National Public Health Week is observed during the first week of April and takes place from April 3 to 9 this week. That’s seven days to champion the health of all Americans. It’s a week to recognize that everyone should lead healthier lives, irrespective of where they live, work, or come from. Since its founding in 1955, the initiative has become an important movement to highlight issues that can improve the health and happiness of a nation. You could choose to crush a workout or any workout challenge today. It’s a great week to start eating healthy and stick to it. Whatever you do, remember to involve your friends, family, and the larger community. It’s also a week when we campaign for health policies that are fair, inclusive, and accessible to all communities in the United States.
History of National Public Health Week
The first National Public Health Week took place in April 1955 and was organized by the American Public Health Association (A.P.H.A.). Since then, the initiative has received tremendous support from civil societies and administrations across the United States. The day recognizes the long history and achievements in public health. It also serves to highlight critical issues to help people lead healthier and happier lives.
In attempting to reach these goals, National Public Health Week seeks to address the root causes of poor health, disease, and lifestyles. It starts with recognizing that healthcare is still a privilege many cannot afford. Where people are born, their neighborhoods, places of work, different lives, and backgrounds determine the quality of healthcare access.
A child who goes to school hungry will not be an engaged student. People working for minimum wages sacrifice health for the sake of an income. It’s thousands of families who have no access to nutritious food in their communities. Or those without the means to travel to access quality healthcare, often located far away.
National Public Health Week is committed to making health inclusive and equitable. It hopes to foster decision-making that considers the health of all communities — irrespective of income, race, or gender. Each year, the first full week in April celebrates the power of the community in realizing this vision. The A.P.H.A. usually announces different themes for each day of the week. From fitness challenges and discussions to sharing healthy recipes — it’s seven days of committing to health as a country.
National Public Health Week timeline
Shamans use herbal treatments to ward off diseases as communal habitation takes over from hunter-gatherer societies.
The development of Ayurvedic medicine is introduced to India through medical schools and public hospitals.
The Romans develop military medicine and sanitary engineering while conquering lands.
Edward Jenner develops the first smallpox vaccine.
National Public Health Week FAQs
What is public health?
Public health refers to systemic measures that promote health, prevent disease, and prolong life for a nation’s population.
When is National Public Health Week?
People across the United States observe National Public Health Week in the first week of April.
How do we celebrate National Public Health Week?
There are several ways to celebrate National Public Health Week. Attend online events or read up on the week and what it aims to achieve. Alternatively, host an event with a fun physical challenge.

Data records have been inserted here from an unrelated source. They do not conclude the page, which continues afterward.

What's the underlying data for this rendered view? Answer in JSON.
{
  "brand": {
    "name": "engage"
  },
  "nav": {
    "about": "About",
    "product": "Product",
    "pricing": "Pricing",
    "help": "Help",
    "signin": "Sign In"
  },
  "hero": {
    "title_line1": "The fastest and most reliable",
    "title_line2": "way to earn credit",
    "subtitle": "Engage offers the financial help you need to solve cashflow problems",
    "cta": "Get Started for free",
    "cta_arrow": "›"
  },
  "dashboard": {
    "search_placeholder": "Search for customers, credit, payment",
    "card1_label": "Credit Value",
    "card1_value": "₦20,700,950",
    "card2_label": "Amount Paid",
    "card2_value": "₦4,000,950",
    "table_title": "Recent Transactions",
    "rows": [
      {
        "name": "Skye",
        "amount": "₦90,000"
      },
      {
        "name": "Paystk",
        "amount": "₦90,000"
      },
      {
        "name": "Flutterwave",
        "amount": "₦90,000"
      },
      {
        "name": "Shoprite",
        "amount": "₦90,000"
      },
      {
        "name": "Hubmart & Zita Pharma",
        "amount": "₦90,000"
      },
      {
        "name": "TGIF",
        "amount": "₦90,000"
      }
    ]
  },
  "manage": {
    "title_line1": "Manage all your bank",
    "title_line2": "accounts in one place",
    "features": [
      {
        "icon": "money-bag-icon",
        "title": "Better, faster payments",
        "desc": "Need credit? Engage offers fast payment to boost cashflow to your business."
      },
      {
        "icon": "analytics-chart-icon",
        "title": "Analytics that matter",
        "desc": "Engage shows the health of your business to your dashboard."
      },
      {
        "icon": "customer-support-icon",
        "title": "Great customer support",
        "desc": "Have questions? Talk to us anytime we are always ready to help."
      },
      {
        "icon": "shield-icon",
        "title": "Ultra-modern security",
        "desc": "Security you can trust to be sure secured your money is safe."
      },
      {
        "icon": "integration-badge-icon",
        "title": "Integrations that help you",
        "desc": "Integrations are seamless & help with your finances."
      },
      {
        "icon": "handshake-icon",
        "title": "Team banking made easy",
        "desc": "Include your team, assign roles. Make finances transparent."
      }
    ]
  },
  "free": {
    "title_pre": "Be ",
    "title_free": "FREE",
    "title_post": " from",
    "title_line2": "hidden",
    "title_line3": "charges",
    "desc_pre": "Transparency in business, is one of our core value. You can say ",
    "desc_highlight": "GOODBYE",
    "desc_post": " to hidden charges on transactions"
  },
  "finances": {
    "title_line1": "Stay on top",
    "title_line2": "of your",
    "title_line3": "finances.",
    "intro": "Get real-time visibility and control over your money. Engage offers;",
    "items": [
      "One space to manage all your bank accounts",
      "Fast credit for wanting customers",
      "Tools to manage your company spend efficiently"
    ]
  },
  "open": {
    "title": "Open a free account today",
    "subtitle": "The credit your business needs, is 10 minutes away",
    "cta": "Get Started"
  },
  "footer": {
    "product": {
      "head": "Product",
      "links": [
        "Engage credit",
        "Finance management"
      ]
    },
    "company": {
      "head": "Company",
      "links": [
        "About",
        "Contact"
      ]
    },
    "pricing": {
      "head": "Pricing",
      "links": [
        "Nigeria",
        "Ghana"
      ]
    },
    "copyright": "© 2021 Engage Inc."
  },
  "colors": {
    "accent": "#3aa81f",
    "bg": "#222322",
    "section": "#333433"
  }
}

How to Observe National Public Health Week
Get on board
There are several ways to get involved in Public Health Week. You could start by browsing the A.P.H.A. website for more on the initiative. The website lists numerous tips and resources on keeping healthy communicable diseases, sexual health, and chronic diseases. Share these resources widely!

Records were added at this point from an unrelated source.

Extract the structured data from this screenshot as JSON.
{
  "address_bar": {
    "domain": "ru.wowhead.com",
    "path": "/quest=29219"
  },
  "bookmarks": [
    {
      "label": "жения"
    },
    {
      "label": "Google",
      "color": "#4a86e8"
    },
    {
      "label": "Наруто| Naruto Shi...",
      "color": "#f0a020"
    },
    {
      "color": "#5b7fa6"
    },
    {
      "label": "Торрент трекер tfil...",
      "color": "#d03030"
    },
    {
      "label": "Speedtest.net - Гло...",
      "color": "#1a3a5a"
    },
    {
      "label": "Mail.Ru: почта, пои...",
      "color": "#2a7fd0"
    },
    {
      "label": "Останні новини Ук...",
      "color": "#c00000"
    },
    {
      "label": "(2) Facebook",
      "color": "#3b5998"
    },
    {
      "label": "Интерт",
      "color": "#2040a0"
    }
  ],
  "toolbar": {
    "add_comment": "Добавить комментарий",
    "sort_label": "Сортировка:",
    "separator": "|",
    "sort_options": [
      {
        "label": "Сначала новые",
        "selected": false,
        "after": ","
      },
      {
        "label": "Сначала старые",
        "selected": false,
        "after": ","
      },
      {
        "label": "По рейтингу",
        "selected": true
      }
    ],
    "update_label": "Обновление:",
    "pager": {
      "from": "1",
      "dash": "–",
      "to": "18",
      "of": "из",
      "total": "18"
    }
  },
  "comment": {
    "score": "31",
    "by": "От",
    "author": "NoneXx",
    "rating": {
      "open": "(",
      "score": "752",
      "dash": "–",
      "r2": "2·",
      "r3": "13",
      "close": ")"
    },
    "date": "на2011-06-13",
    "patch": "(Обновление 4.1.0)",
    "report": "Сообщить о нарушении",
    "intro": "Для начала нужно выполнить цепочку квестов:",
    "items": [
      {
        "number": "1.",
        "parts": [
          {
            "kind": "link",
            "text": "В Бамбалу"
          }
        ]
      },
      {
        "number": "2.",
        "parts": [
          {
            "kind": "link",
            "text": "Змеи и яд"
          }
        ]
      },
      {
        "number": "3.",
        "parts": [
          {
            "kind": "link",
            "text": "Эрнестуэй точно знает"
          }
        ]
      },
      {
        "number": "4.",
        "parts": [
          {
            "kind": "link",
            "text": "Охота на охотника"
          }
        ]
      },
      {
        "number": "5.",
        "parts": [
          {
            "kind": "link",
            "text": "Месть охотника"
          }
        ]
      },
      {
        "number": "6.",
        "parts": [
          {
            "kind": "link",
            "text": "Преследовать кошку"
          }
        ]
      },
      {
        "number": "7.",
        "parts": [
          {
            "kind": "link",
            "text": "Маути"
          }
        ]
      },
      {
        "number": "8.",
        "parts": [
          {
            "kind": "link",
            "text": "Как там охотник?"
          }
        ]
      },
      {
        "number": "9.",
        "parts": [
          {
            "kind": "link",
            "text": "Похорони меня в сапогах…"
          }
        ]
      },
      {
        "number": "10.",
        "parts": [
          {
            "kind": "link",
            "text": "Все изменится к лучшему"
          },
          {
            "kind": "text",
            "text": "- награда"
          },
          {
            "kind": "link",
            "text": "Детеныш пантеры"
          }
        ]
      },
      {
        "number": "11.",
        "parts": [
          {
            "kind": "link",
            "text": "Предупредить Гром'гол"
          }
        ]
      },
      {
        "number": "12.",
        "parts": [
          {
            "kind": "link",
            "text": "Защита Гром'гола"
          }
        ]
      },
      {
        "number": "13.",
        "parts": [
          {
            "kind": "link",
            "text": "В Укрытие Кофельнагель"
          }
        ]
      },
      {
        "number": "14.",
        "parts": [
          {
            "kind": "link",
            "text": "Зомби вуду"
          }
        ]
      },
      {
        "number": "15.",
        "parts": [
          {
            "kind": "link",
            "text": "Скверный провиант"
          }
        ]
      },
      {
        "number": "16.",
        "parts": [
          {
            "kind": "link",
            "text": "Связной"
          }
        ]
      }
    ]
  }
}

Engage the community
Organize an event in the neighborhood to encourage physical activity. Think of fun workout challenges, steps counting, or going for a run together. Anything to keep people moving!
Cook healthy food today
What we feed our bodies is as important as exercise. Make nutritious meals for yourself and the family this week. Contrary to popular perception, healthy food can be tasty. All you need is commitment and some kitchen ingenuity.
5 Interesting Facts About Infectious Diseases
Yellow fever forged America’s two-party system
As the death toll increased, Federalists in Philadelphia accused the Democrats of waging a biological war.
Encephalitis or witchcraft?
In February 1962, eight women in Salem suffered from Encephalitis-induced fever and hallucinations that doctors called ‘demonic possession.’
The Reagan Administration launches its first Commission on HIV in July 1987 — by that time 33,745 Americans had perished.
Dirty laundry and cholera epidemics
British physician John Snow traced the source of a cholera epidemic to a public water pump, where a bucket of water had been used to wash a child’s diaper.
Malaria and war
During World War II, great swarms of mosquitoes forced General MacArthur’s forces to retreat from the Bataan Peninsula in the Philippines.
Why National Public Health Week is Important
The power of community
National Public Health Week channels the power of community for the greater good. Health is a fundamental right. It’s a matter of public concern and should never be an individual struggle. We love how this week highlights what’s important.
The week opens our eyes in several ways. It busts well-established myths around food and exercise. We have access to credible resources on diseases of all kinds. What’s more, it offers well-researched perspectives into equitable, inclusive public health (or lack thereof).
It keeps you moving
It’s hard to stay still when everyone around is crushing a run or workout! National Public Health Week motivates even the laziest bums to make that first step towards a healthier lifestyle.
National Public Health Week dates